WHAT YOU NEED TO DO. Please repeat every entry, keeping each one exactly the same.

Page and application data records:
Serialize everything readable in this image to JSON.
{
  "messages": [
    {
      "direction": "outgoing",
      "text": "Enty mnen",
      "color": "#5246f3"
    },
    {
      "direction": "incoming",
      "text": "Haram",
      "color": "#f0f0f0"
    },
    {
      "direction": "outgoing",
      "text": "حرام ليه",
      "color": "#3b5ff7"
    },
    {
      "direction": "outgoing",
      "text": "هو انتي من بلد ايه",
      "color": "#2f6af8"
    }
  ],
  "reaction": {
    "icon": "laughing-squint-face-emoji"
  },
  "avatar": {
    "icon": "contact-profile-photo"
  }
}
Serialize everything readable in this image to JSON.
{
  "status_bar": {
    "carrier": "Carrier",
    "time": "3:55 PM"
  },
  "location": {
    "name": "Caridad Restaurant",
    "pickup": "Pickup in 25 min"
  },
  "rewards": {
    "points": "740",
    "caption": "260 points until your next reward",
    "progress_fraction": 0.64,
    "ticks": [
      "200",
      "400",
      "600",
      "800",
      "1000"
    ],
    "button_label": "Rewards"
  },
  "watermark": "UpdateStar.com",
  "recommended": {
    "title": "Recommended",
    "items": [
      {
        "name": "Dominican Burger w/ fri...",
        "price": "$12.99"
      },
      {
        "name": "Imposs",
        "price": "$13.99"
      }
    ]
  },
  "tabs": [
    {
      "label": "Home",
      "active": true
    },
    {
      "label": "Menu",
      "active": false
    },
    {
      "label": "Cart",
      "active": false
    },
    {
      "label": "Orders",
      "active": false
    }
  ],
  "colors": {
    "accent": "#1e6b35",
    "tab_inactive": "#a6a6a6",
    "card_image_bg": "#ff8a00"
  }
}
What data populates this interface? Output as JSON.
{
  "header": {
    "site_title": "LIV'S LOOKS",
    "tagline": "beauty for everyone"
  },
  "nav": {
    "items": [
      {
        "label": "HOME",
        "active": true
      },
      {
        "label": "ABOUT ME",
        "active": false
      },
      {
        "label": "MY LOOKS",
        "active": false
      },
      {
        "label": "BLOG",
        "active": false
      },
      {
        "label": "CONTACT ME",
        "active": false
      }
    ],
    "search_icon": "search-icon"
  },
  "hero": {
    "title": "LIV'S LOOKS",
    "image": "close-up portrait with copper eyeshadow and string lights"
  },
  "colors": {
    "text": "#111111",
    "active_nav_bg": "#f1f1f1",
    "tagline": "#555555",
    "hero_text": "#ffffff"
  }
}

EXERCISE RESPONSE.
Serialize everything readable in this image to JSON.
{
  "messages": [
    {
      "direction": "outgoing",
      "text": "Enty mnen",
      "color": "#5246f3"
    },
    {
      "direction": "incoming",
      "text": "Haram",
      "color": "#f0f0f0"
    },
    {
      "direction": "outgoing",
      "text": "حرام ليه",
      "color": "#3b5ff7"
    },
    {
      "direction": "outgoing",
      "text": "هو انتي من بلد ايه",
      "color": "#2f6af8"
    }
  ],
  "reaction": {
    "icon": "laughing-squint-face-emoji"
  },
  "avatar": {
    "icon": "contact-profile-photo"
  }
}
Serialize everything readable in this image to JSON.
{
  "status_bar": {
    "carrier": "Carrier",
    "time": "3:55 PM"
  },
  "location": {
    "name": "Caridad Restaurant",
    "pickup": "Pickup in 25 min"
  },
  "rewards": {
    "points": "740",
    "caption": "260 points until your next reward",
    "progress_fraction": 0.64,
    "ticks": [
      "200",
      "400",
      "600",
      "800",
      "1000"
    ],
    "button_label": "Rewards"
  },
  "watermark": "UpdateStar.com",
  "recommended": {
    "title": "Recommended",
    "items": [
      {
        "name": "Dominican Burger w/ fri...",
        "price": "$12.99"
      },
      {
        "name": "Imposs",
        "price": "$13.99"
      }
    ]
  },
  "tabs": [
    {
      "label": "Home",
      "active": true
    },
    {
      "label": "Menu",
      "active": false
    },
    {
      "label": "Cart",
      "active": false
    },
    {
      "label": "Orders",
      "active": false
    }
  ],
  "colors": {
    "accent": "#1e6b35",
    "tab_inactive": "#a6a6a6",
    "card_image_bg": "#ff8a00"
  }
}
What data populates this interface? Output as JSON.
{
  "header": {
    "site_title": "LIV'S LOOKS",
    "tagline": "beauty for everyone"
  },
  "nav": {
    "items": [
      {
        "label": "HOME",
        "active": true
      },
      {
        "label": "ABOUT ME",
        "active": false
      },
      {
        "label": "MY LOOKS",
        "active": false
      },
      {
        "label": "BLOG",
        "active": false
      },
      {
        "label": "CONTACT ME",
        "active": false
      }
    ],
    "search_icon": "search-icon"
  },
  "hero": {
    "title": "LIV'S LOOKS",
    "image": "close-up portrait with copper eyeshadow and string lights"
  },
  "colors": {
    "text": "#111111",
    "active_nav_bg": "#f1f1f1",
    "tagline": "#555555",
    "hero_text": "#ffffff"
  }
}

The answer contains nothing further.